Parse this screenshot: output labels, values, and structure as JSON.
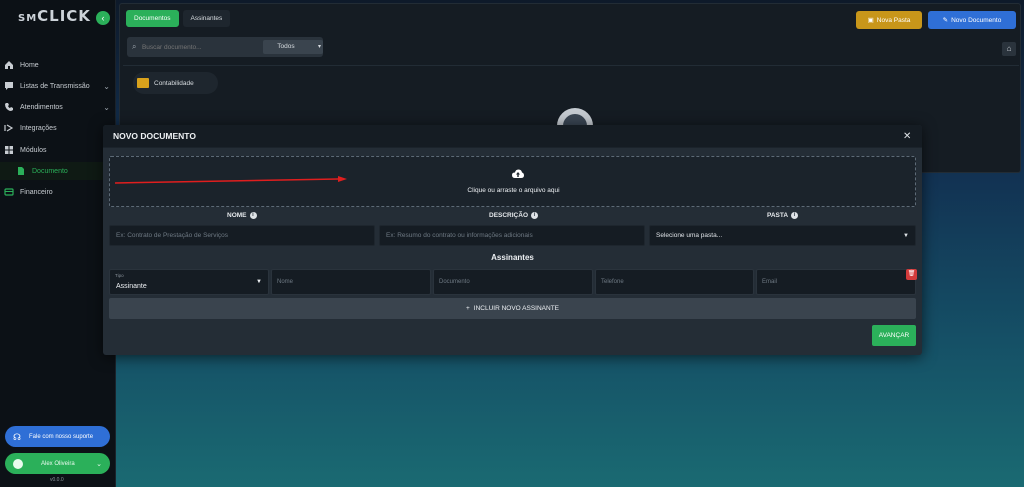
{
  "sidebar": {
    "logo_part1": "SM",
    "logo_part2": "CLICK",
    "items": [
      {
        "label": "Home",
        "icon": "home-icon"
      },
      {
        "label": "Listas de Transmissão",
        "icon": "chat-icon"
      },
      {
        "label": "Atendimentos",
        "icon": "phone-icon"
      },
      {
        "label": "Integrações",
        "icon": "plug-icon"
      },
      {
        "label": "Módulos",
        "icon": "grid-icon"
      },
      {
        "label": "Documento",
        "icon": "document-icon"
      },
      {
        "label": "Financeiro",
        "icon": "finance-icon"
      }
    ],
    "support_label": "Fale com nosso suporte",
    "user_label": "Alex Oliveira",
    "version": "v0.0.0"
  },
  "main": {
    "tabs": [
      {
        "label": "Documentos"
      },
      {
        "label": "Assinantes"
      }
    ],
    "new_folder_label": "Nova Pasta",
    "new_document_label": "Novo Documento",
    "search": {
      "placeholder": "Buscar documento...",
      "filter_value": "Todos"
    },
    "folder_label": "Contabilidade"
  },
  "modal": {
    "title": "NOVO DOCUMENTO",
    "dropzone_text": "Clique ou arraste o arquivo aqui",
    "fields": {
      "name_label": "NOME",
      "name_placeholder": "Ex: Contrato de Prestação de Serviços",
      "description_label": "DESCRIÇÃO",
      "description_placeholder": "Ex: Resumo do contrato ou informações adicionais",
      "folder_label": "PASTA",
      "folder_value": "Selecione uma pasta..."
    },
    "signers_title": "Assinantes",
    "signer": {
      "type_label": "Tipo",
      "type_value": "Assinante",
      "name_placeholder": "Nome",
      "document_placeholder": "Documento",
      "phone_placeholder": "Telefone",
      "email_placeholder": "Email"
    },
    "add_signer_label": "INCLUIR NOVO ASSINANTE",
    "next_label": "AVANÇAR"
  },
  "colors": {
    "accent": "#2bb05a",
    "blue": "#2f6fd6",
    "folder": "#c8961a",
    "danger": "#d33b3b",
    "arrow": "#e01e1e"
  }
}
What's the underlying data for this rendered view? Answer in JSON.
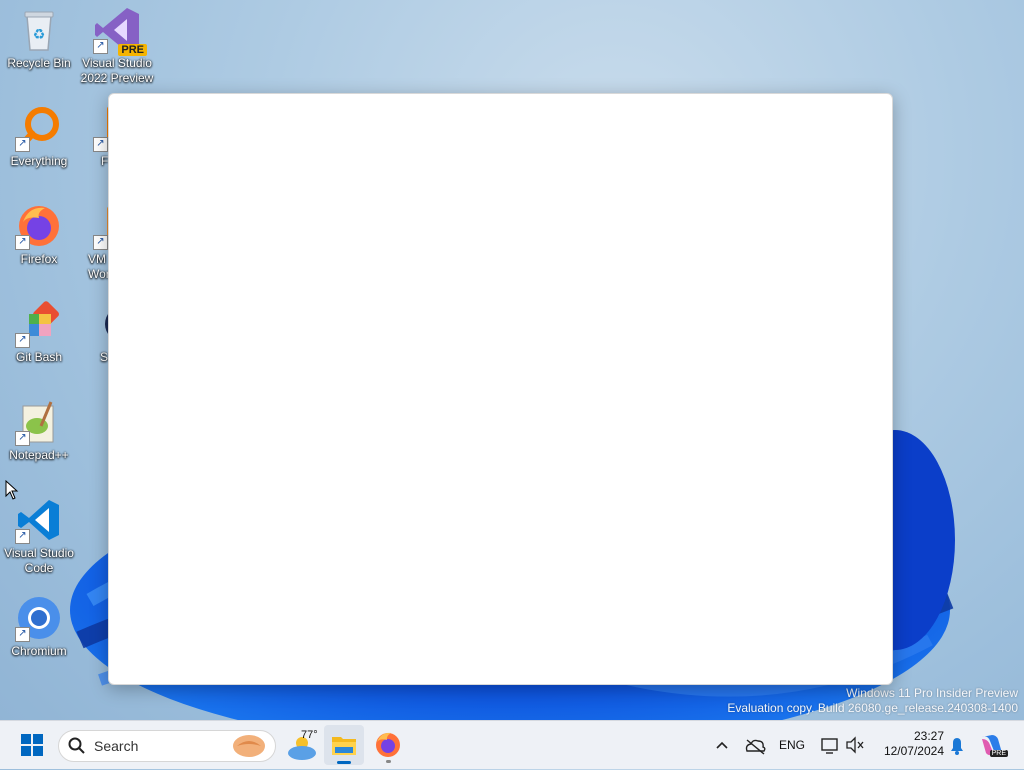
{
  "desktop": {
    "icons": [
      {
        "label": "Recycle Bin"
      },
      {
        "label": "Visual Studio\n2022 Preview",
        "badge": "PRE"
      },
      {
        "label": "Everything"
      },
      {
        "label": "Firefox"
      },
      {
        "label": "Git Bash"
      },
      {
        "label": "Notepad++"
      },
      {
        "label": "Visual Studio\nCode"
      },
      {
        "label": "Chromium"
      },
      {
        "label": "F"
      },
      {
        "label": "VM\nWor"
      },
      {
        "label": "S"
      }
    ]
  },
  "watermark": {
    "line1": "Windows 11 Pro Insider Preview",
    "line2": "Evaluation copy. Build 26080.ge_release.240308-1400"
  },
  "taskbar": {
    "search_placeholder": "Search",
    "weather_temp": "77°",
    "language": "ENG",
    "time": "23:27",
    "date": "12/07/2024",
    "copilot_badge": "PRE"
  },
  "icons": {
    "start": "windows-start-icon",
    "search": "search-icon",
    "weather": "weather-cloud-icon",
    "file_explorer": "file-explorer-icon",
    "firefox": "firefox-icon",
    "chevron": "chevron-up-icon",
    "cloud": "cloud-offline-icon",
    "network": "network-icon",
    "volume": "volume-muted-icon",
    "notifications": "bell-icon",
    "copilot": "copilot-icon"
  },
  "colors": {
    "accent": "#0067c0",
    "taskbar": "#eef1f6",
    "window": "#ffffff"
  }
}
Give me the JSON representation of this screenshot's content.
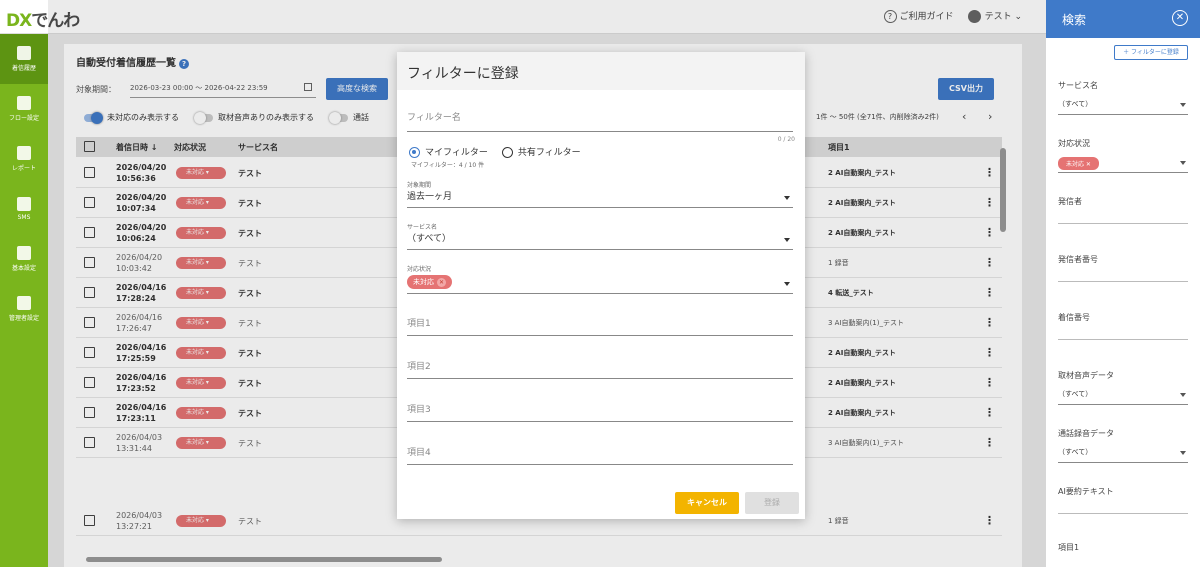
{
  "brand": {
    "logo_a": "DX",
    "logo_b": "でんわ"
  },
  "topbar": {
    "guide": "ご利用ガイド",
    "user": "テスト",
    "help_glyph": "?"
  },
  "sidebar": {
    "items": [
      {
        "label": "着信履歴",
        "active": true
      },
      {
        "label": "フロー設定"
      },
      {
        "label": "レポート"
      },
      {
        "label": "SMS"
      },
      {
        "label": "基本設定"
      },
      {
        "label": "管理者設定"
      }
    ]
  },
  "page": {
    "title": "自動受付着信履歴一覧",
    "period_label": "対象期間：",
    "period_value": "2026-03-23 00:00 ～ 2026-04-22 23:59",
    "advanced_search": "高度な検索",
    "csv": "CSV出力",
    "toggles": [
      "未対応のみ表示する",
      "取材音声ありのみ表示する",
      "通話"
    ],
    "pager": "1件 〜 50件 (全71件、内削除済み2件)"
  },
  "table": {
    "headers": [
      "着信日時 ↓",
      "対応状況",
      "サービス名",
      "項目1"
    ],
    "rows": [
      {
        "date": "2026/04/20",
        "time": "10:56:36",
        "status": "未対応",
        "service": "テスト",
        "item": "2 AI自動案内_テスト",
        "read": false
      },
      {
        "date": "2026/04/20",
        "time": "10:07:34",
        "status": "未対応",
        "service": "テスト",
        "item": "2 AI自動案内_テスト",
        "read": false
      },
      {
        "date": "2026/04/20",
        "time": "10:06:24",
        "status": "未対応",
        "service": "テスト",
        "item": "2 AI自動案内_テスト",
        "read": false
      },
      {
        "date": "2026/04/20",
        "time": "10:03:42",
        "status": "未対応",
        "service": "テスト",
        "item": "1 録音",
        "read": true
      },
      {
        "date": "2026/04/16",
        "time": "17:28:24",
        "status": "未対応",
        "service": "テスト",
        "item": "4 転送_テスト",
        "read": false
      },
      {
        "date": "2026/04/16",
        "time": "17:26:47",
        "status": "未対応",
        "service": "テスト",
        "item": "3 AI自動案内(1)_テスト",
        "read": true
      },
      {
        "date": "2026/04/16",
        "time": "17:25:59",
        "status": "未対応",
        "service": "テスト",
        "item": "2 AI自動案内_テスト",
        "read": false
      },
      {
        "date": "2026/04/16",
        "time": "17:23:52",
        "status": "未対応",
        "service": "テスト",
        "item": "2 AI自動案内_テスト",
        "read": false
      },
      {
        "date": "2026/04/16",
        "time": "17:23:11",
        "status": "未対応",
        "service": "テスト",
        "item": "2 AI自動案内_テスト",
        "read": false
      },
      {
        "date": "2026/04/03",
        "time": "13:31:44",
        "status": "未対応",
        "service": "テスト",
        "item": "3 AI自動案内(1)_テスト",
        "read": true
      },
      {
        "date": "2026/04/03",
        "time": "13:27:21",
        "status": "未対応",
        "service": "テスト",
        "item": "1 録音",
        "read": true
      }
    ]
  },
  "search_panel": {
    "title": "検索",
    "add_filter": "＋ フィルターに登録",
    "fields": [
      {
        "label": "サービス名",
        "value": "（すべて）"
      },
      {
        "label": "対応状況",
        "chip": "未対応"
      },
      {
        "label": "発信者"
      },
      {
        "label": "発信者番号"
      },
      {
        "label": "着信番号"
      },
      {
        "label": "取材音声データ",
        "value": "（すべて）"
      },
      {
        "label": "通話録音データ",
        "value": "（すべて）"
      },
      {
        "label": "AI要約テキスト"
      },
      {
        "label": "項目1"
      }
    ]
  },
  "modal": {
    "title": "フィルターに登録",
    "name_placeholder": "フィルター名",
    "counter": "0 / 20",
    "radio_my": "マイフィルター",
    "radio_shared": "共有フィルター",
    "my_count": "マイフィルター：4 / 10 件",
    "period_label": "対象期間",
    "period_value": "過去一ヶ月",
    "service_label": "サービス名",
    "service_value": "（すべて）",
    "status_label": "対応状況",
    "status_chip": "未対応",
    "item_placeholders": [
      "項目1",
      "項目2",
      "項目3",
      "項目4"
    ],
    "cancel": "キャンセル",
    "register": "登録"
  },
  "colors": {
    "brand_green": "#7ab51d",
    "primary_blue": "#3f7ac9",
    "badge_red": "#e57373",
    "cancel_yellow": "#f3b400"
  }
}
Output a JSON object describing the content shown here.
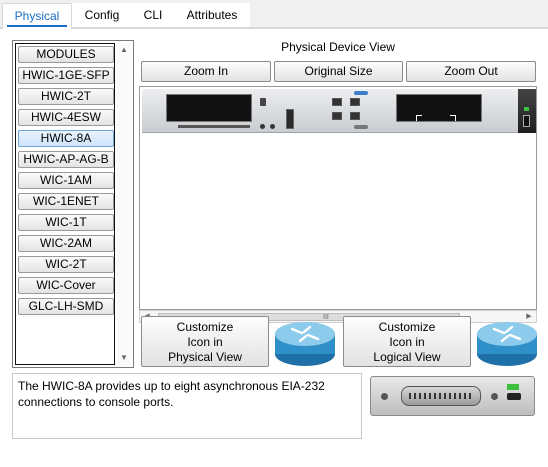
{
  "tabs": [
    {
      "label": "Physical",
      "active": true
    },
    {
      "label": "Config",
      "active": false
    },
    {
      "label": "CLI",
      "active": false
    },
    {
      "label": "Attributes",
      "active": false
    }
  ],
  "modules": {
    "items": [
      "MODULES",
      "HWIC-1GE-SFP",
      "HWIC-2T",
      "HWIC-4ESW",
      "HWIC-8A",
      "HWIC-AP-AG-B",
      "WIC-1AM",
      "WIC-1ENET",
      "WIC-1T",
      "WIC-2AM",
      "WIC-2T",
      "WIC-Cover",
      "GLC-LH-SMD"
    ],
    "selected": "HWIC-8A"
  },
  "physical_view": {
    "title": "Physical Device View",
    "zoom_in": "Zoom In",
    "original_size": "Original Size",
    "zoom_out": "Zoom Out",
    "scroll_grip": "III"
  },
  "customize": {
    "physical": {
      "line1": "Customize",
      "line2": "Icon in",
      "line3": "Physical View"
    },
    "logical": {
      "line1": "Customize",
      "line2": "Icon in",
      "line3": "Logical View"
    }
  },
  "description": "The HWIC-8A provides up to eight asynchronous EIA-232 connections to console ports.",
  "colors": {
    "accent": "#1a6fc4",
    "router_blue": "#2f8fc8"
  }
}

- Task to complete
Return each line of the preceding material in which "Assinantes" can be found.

- Answer to this exercise
        "label": "Assinantes"
    "signers_title": "Assinantes",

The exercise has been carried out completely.